++++ Supplied records ++++
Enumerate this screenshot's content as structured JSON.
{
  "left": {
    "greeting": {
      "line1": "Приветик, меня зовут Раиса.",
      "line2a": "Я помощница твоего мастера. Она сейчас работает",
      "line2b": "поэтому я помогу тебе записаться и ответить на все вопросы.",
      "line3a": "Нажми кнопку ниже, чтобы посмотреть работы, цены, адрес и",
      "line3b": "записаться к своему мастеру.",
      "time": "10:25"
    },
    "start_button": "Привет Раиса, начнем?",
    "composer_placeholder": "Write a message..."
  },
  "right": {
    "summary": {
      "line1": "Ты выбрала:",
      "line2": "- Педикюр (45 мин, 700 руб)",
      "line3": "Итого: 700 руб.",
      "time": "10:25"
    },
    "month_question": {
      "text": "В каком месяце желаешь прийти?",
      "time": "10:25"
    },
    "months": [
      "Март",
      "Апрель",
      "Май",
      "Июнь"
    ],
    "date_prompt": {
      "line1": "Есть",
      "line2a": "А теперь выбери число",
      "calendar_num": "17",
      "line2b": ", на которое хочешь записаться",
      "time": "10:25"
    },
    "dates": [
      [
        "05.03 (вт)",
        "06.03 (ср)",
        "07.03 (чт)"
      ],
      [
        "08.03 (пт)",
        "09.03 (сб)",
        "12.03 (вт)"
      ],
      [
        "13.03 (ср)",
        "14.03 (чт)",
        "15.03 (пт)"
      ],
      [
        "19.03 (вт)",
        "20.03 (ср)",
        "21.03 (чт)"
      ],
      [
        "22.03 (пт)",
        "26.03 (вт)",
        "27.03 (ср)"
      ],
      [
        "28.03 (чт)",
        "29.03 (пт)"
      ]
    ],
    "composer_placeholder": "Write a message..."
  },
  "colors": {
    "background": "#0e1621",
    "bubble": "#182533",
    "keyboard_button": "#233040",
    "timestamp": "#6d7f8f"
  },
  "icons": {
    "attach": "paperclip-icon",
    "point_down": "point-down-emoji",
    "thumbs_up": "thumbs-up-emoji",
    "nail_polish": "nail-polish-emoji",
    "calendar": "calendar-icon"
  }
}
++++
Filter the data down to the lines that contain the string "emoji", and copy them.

    "point_down": "point-down-emoji",
    "thumbs_up": "thumbs-up-emoji",
    "nail_polish": "nail-polish-emoji",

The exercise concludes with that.